**Task directions**
If a line in the listing below contains "Comando", return that line.

**Data supplied**
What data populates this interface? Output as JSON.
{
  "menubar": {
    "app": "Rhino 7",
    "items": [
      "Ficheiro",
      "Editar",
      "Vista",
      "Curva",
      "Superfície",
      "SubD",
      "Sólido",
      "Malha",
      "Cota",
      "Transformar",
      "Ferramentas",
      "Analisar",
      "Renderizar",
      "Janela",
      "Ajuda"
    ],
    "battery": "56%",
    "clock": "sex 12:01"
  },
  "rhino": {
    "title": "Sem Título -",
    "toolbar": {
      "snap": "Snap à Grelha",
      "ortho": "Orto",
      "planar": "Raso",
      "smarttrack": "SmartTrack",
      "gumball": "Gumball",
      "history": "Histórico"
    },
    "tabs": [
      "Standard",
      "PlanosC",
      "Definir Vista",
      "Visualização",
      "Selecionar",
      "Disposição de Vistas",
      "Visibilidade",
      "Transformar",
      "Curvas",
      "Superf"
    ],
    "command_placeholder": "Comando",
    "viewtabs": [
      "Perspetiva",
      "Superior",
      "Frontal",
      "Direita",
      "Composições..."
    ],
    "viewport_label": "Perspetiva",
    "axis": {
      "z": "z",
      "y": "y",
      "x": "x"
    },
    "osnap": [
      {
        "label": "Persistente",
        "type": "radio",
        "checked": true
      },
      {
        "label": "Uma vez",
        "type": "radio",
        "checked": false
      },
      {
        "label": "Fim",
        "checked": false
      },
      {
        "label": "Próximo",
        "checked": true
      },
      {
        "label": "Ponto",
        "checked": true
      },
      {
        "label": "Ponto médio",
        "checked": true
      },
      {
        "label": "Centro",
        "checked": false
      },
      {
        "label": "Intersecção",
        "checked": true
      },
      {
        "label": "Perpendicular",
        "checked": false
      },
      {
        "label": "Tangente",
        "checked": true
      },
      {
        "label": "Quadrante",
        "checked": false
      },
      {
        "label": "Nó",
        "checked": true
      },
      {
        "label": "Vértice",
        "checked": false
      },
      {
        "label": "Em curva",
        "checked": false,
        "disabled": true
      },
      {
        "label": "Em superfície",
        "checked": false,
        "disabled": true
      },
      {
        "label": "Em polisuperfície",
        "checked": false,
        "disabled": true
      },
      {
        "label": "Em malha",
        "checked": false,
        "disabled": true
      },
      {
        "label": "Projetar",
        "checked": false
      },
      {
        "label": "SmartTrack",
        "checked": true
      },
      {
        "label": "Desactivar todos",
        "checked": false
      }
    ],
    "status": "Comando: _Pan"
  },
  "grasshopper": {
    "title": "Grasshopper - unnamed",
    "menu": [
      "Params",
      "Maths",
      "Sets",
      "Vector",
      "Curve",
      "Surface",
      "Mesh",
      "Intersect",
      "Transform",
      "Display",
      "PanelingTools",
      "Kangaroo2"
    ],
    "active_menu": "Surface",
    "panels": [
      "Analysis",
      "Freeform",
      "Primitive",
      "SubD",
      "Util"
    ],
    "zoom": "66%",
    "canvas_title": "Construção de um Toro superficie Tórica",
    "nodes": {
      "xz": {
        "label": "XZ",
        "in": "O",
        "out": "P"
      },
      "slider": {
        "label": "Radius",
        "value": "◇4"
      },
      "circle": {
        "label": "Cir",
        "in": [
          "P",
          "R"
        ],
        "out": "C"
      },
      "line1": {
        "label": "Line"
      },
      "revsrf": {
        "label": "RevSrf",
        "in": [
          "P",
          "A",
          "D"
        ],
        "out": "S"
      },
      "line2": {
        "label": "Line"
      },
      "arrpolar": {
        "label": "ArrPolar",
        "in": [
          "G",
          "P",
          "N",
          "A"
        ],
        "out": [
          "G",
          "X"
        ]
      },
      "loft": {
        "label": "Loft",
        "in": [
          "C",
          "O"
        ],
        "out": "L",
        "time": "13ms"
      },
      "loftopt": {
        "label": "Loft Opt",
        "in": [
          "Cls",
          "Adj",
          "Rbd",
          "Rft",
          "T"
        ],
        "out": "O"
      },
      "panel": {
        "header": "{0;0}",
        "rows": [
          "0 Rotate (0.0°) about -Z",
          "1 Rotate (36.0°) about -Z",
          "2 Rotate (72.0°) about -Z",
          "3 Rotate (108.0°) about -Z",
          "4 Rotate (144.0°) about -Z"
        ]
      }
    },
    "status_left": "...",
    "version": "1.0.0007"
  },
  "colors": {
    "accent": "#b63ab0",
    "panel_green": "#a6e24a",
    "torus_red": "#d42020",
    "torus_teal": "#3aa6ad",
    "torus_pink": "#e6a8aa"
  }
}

**Answer space**
    "command_placeholder": "Comando",
    "status": "Comando: _Pan"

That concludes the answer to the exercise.